(Reuters) - The United States has joined a lawsuit accusing Los Angeles of failing to develop affordable housing for disabled people, despite accepting millions of dollars of federal funds for that purpose, the Department of Justice said on Wednesday.
The decision to intervene adds legal firepower to a whistleblower case brought by Los Angeles wheelchair user Mei Ling, and signals the government’s belief it has a greater chance of success than typical of False Claims Act lawsuits.
It also follows Los Angeles’ agreement last August to settle litigation by several advocacy groups by spending at least $200 million over a decade to provide 4,000 affordable apartments for people with disabilities.
A year earlier, the second most populous U.S. city committed to spending $1.3 billion over 30 years to fix broken sidewalks that critics called nightmares for wheelchair users.

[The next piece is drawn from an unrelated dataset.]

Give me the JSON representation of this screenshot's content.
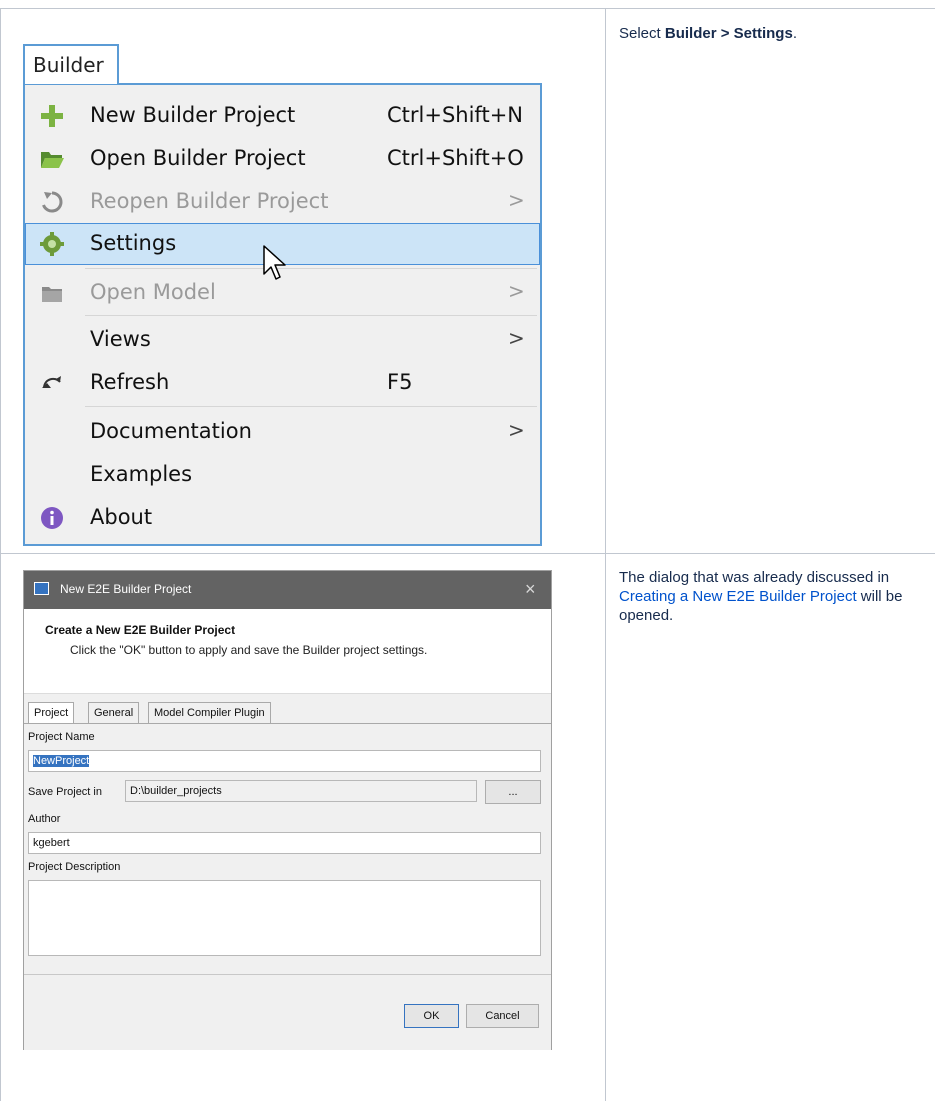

A spokesman for Democratic City Attorney Mike Feuer, Rob Wilcox, in a statement said Los Angeles would “vigorously fight” the lawsuit, which threatens to “divert tens of millions more from L.A. taxpayers to the federal treasury - without housing a single person. This abuse of power cannot stand.”

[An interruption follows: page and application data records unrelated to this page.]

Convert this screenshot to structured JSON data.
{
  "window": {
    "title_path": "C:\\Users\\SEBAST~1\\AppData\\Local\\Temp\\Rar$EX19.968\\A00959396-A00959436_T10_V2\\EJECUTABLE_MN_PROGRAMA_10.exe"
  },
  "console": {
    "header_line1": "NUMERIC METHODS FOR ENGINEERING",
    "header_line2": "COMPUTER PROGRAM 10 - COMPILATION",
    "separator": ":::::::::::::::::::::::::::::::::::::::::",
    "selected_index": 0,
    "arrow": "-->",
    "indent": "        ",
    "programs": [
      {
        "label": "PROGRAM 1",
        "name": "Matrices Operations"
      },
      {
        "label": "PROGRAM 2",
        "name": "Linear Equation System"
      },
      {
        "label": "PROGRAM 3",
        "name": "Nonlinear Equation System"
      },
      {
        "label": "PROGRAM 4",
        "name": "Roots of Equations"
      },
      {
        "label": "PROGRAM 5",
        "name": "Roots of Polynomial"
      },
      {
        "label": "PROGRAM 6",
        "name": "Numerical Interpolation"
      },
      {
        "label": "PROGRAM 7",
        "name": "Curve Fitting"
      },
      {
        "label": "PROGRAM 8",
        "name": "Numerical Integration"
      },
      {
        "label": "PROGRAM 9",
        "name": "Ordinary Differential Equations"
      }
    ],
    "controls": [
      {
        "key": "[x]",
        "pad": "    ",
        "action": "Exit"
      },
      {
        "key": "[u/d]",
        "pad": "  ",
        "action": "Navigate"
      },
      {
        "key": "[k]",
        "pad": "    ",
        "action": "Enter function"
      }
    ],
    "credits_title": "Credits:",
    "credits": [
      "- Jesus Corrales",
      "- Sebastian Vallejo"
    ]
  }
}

The lawsuit accused Los Angeles of falsely certifying its compliance with the Fair Housing Act and other laws protecting the disabled, such as by setting aside 7 percent of multifamily units for people with impaired mobility, sight or hearing.
Such compliance was a condition for the city of 4 million to receive U.S. Department of Housing and Urban Development funds.
But the lawsuit said none of the HUD-funded multifamily housing in Los Angeles supported by CRA/LA, a city agency once called the Community Redevelopment Agency, had enough accessible units.
“Denying people with disabilities equal access to public housing deprives one of the most disadvantaged groups in society of fair housing opportunities,” said Acting Assistant Attorney General Chad Readler of the Justice Department’s civil division.
The CRA/LA did not respond to requests for comment.
Ling’s lawyer, Scott Moore, said his client once spent three years in a homeless shelter because she could not find accessible housing, and even now cannot use her bathtub normally.
“This is monumental for my client,” Moore said in an interview. “If cities think they can take the money, and only then try to make amends, then the False Claims Act has no meaning.”
False Claims Act lawsuits let private whistleblowers sue on the government’s behalf, and share in recoveries.
The nonprofit Fair Housing Council of San Fernando Valley also sued on Ling’s behalf.
The case is U.S. ex rel Ling et al v City of Los Angeles et al, U.S. District Court, Central District of California, No. 11-00974.
Reporting by Jonathan Stempel in New York; Editing by David Gregorio, Bernard Orr and Jonathan Oatis